Figure 5 is an enlarged cross-sectional view as illustrated in Figure 4 with the cabinet in open position; and
Figure 6 is a fragmentary cross-sectional view taken along the line 66 of Figure 4.
As illustrated in Figures, 1, 2, 3 and 4 my cabinet consists of a closed box composed of a stationary bottom wall [0, end walls H and I 2, and side walls I3 and I4. The top 16 is hingedly secured at one end to end wall [2 by a pair of hinges IT.
A motion picture projector 2| is secured to.
the bottom wall Ill in any suitable manner as, for example, by bolts 22 and is spaced from the end wall H substantially as shown in Figure 4. The purpose of this spacing will be more fully hereinafter explained. The projector 2| is substantially conventional and may be of any suitable make provided, however, that it is sufliciently small to fit within the cabinet provided. As illus- 2 trated. it is provided with a tilting adjustment 23 whereby it may be tilted, as shown in Figures 4 and 5. The picture is projected from the lens 24 toward the end wall l2.
End wall H is provided with a circular orifice 26 which is provided with a suitable guard screen 21 through which air may be introduced or drawn into the cabinet for cooling purposes as, it will be recalled, considerable heat is generated by the lamp within the machine 2|. An outlet manifold 28 is provided to draw off the warm air from the machine 2|. The manifold 28 exhausts the warm air through a port 29 in the end wall l2.
The means for controlling the operation of the projector 2| are substantially conventional and will not'furth'er hereinafter be described. It will be sufficient to say that the machine may be started, stopped or reversed at will as, for example, by operation of the switch 3| and the various control devices 32.
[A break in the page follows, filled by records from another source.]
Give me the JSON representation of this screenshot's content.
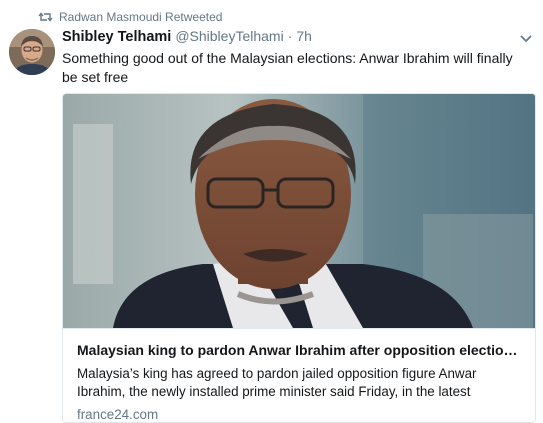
{
  "retweet": {
    "icon": "retweet-icon",
    "label": "Radwan Masmoudi Retweeted"
  },
  "tweet": {
    "author_name": "Shibley Telhami",
    "author_handle": "@ShibleyTelhami",
    "separator": "·",
    "time": "7h",
    "text": "Something good out of the Malaysian elections: Anwar Ibrahim will finally be set free",
    "menu_icon": "chevron-down-icon"
  },
  "card": {
    "title": "Malaysian king to pardon Anwar Ibrahim after opposition election vic...",
    "description": "Malaysia’s king has agreed to pardon jailed opposition figure Anwar Ibrahim, the newly installed prime minister said Friday, in the latest dramatic devel...",
    "domain": "france24.com"
  },
  "colors": {
    "text": "#14171a",
    "secondary": "#657786",
    "border": "#e1e8ed"
  }
}
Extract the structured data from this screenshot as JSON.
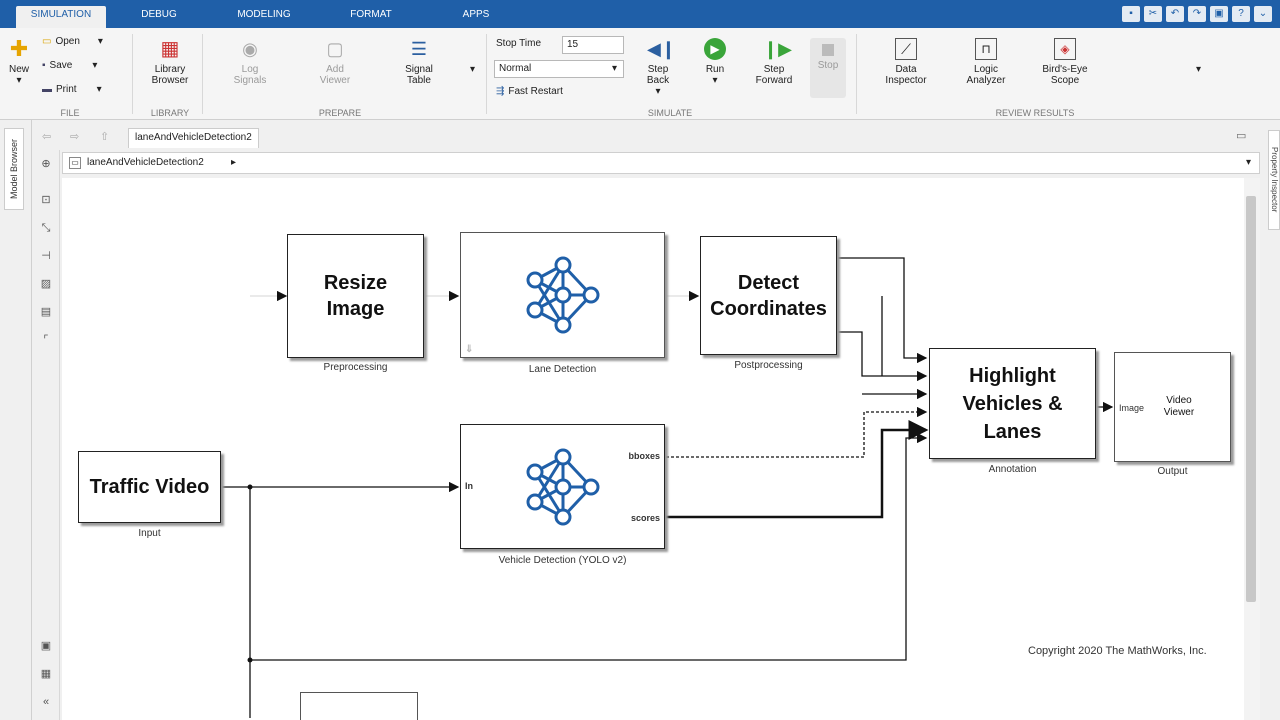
{
  "tabs": [
    "SIMULATION",
    "DEBUG",
    "MODELING",
    "FORMAT",
    "APPS"
  ],
  "ribbon": {
    "file": {
      "new": "New",
      "open": "Open",
      "save": "Save",
      "print": "Print",
      "group": "FILE"
    },
    "library": {
      "label": "Library Browser",
      "group": "LIBRARY"
    },
    "prepare": {
      "log": "Log Signals",
      "add_viewer": "Add Viewer",
      "signal_table": "Signal Table",
      "group": "PREPARE"
    },
    "simulate": {
      "stop_time_label": "Stop Time",
      "stop_time_value": "15",
      "mode": "Normal",
      "fast_restart": "Fast Restart",
      "step_back": "Step Back",
      "run": "Run",
      "step_forward": "Step Forward",
      "stop": "Stop",
      "group": "SIMULATE"
    },
    "review": {
      "data_inspector": "Data Inspector",
      "logic_analyzer": "Logic Analyzer",
      "birds_eye": "Bird's-Eye Scope",
      "group": "REVIEW RESULTS"
    }
  },
  "model_browser_tab": "Model Browser",
  "property_tab": "Property Inspector",
  "model_tab": "laneAndVehicleDetection2",
  "breadcrumb": "laneAndVehicleDetection2",
  "blocks": {
    "traffic": {
      "title": "Traffic Video",
      "caption": "Input"
    },
    "resize": {
      "title": "Resize Image",
      "caption": "Preprocessing"
    },
    "lane": {
      "caption": "Lane Detection"
    },
    "detect": {
      "title": "Detect Coordinates",
      "caption": "Postprocessing"
    },
    "vehicle": {
      "caption": "Vehicle Detection (YOLO v2)",
      "port_in": "In",
      "port_bboxes": "bboxes",
      "port_scores": "scores"
    },
    "highlight": {
      "title": "Highlight Vehicles & Lanes",
      "caption": "Annotation"
    },
    "viewer": {
      "title": "Video Viewer",
      "port_in": "Image",
      "caption": "Output"
    }
  },
  "copyright": "Copyright 2020 The MathWorks, Inc."
}
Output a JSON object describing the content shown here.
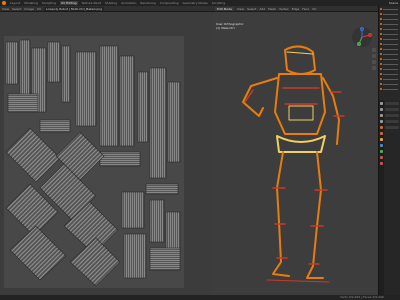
{
  "topbar": {
    "tabs": [
      "Layout",
      "Modeling",
      "Sculpting",
      "UV Editing",
      "Texture Paint",
      "Shading",
      "Animation",
      "Rendering",
      "Compositing",
      "Geometry Nodes",
      "Scripting"
    ],
    "active_tab": "UV Editing",
    "scene_label": "Scene"
  },
  "uv_editor": {
    "header_items": [
      "View",
      "Select",
      "Image",
      "UV"
    ],
    "image_name": "Lowpoly Robot | Multi-Ctrl_Baked.png"
  },
  "viewport": {
    "mode": "Edit Mode",
    "header_items": [
      "View",
      "Select",
      "Add",
      "Mesh",
      "Vertex",
      "Edge",
      "Face",
      "UV"
    ],
    "info_line1": "User Orthographic",
    "info_line2": "(1) Male.Ctrl"
  },
  "gizmo_axes": [
    "X",
    "Y",
    "Z"
  ],
  "statusbar": {
    "text": "Verts 0/9,999 | Faces 0/9,999"
  },
  "colors": {
    "accent": "#e87d0d",
    "uv_bg": "#4a4a4a",
    "wire_orange": "#e87d0d",
    "wire_yellow": "#f0d060",
    "wire_red": "#c83a28"
  }
}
On the inner side of the end wall l2, there is provided a parabolic reflector 33 which is secured to the end wall l2 by a bracket 34. The parabolic reflector 33 is spaced apart from and set at an angle with respect to the end wall l2 for a purpose more fully hereinafter to be described.
As is particularly illustrated in Figures 4 and 5, top wall [6 of the cabinet is hingedly secured by means of hinges I! to the end wall I 2. As shown in Figure 4, the top wall I6 is in closed position. It is usually retained in this position by the snap latches 35. However, upon release of the latches 35, the top [6 may be swung upwardly as indicated in Figure 5.
A viewing screen 36 is hingedly secured to the lower side of the top It by means of a spring hinge connection 31 and may be made of any suitable screen material upon which a picture may be shown. The picture is projected onto the inner surface of the screen 36 but is viewed upon the outer surface of the screen 36.
Also secured to the lower side of the top 16, there is a pair of arcuately shaped inner wall members 38 which lie adjacent to the interior of the side walls 13 and M. The walls 38 are of suflicient depth that when he top I6 is swung upwardly, as viewed in Figure 5, the lower edges I of the walls 38 still project downwardly into the the interior of the wall ll.
cabinet, forming in effect upward extensions of the side walls [3 and I4, thereby preventing light from entering the cabinet.
The lower edge of the frame 39 surrounding the screen 36 is adapted to engage a ledge 4| on When the top is in